Advertisement

SEC sets new guidelines on corporate governance

Font Size

THE SECURITIES and Exchange Commission (SEC) has issued a new code of corporate governance for public companies and registered issuers, in line with its plan of adopting principles observed by the Organization for Economic Co-operation and Development (OECD).

The Philippines’ corporate regulator published over the weekend Memorandum Circular No. 24 Series of 2019, which outlines 16 recommendations for corporate governance.

It said the code is recommendatory in nature and will be followed through a “comply or explain” approach, which means companies will be required to disclose information as identified by the policy, but may choose to simply explain noncompliance with prescriptions.

The recommendations are grouped into five primary classifications, namely: the board’s governance responsibilities, disclosure and transparency provisions, internal control and risk management frameworks, rules on cultivating a synergic relationship with shareholders/members and recommendations on corporations’ duties to stakeholders.

Disclosures required under the new code include any dealings in the company’s shares by directors and officers, as well as the annual corporate governance report (ACGR).

Advertisement

The ACGR should be a comprehensive report containing all pertinent corporate governance information on a company.

It should include all relevant and material information on board directors and key executives, every material fact or event in a company such as acquisitions or disposal of assets, non-audit work and fees of and to the external auditor and other similar information.

Other requirements in the new code include nonfinancial and sustainability reporting. Companies must disclose strategic and operational objectives alongside sustainability initiatives that will support them.

The new code comes into effect 15 days after its publication in a newspaper on Dec. 28.

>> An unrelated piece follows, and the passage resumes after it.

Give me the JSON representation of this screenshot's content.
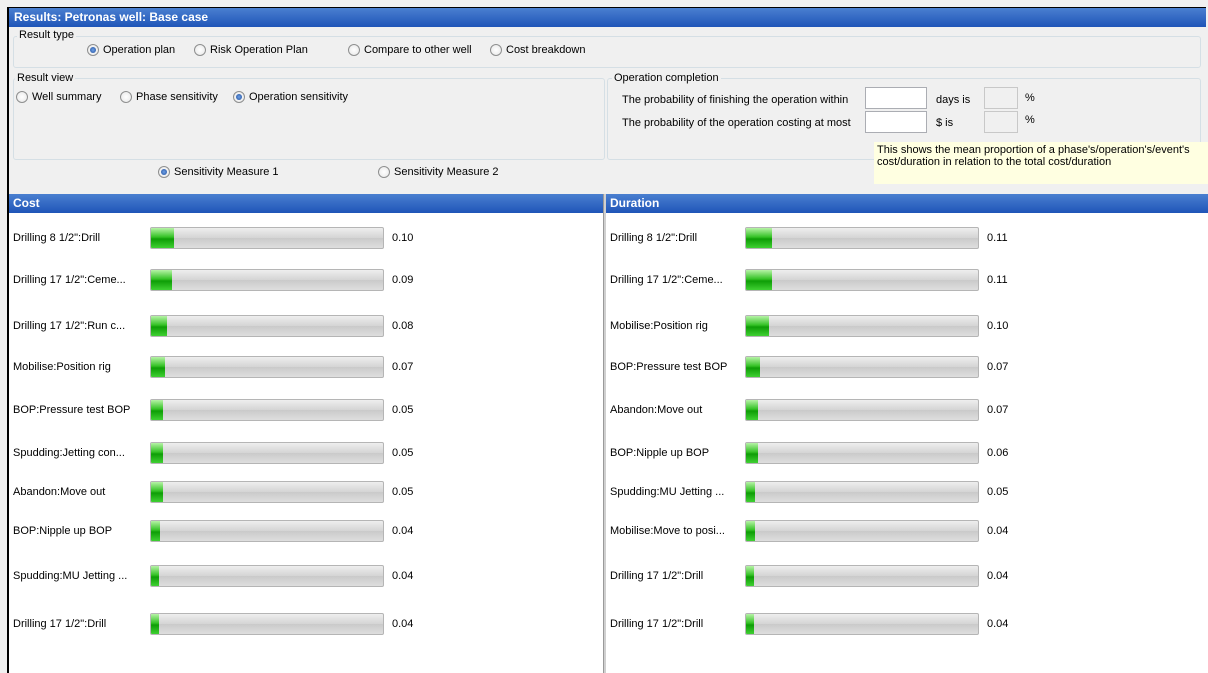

The SEC said that while it “does not, in any way, prescribe a ‘one-size-fits-all’ framework,” it expects larger companies to follow most of the provisions. — Denise A. Valdez

Advertisement
Advertisement